- Lined Pants – not so easy to find in WA, but lined jeans or pants are so great for keeping little legs warm. Tough denim, corduroy or cotton outers with a cosy jersey lining, these pants are winners. We bought ours online but some local children’s clothing chains stock these too.
- Wet Weather Pants – the raincoat seems like an obvious get, but waterproof pants can prove invaluable in keeping kids outdoors and having fun long after the “Mum I’m wet!” cries usually begin.
- Fleece Zip-Up Tops – perfect for layering under raincoats, or heavier jackets for colder days, or worn on their own, they’re a great light-weight addition that doesn’t restrict kids movements when they’re out climbing trees!
- Beanies – just as warm feet keep your body warm, warm heads are important too, especially when you consider just how big small children’s heads are in comparison to the rest of their bodies. Also great for little ones who haven’t yet got a full head of hair.
- Ear Cover Headbands – a great alternative to beanies, fleece ear-covering headbands keep little ears toasty warm without overheating.
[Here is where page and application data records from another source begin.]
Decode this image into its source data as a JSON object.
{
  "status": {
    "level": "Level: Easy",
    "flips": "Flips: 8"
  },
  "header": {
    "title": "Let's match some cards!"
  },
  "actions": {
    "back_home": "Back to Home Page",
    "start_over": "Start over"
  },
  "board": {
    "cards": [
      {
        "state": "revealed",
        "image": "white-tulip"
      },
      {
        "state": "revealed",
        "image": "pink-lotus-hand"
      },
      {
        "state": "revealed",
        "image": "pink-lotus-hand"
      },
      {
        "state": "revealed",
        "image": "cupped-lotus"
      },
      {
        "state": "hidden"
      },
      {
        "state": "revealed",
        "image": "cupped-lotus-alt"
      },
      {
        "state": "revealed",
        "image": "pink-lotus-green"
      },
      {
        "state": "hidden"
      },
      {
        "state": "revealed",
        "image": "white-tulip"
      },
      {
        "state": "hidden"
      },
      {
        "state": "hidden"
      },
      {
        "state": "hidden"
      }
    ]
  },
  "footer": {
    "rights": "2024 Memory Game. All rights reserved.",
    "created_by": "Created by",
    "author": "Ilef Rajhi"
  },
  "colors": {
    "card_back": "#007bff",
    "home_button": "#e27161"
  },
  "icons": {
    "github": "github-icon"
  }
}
Some kids in particular are really bothered by cold ears, and an earache can pretty quickly put an end to an outdoor adventure.
- Lightweight Raincoat – easy to keep in the car (usually screwed up in the boot!) they’re great for keeping dry from frequent showers without getting overheated.
- Hot Pocket Warmers – OK, we’re talking really drastically cold, now! When the mittens and gloves just won’t cut it, a couple of these stowed in your pockets are great for thawing little fingers.
- Gumboots! We know this one is a no-brainer, but teamed with waterproof pants, you’re set for a great day of jumping in muddy puddles!
+ 1. Thermos full of hot Milo or Tomato Soup! Although not strictly cold weather gear, there’s nothing like a hot Milo or steamy tomato soup at the end of a great cold weather nature play session, for big kids and little ones! Warming your hands on the cup, while warming your belly with hot tasty goodness, you just can’t beat a Thermos full of your favourite Winter warmer.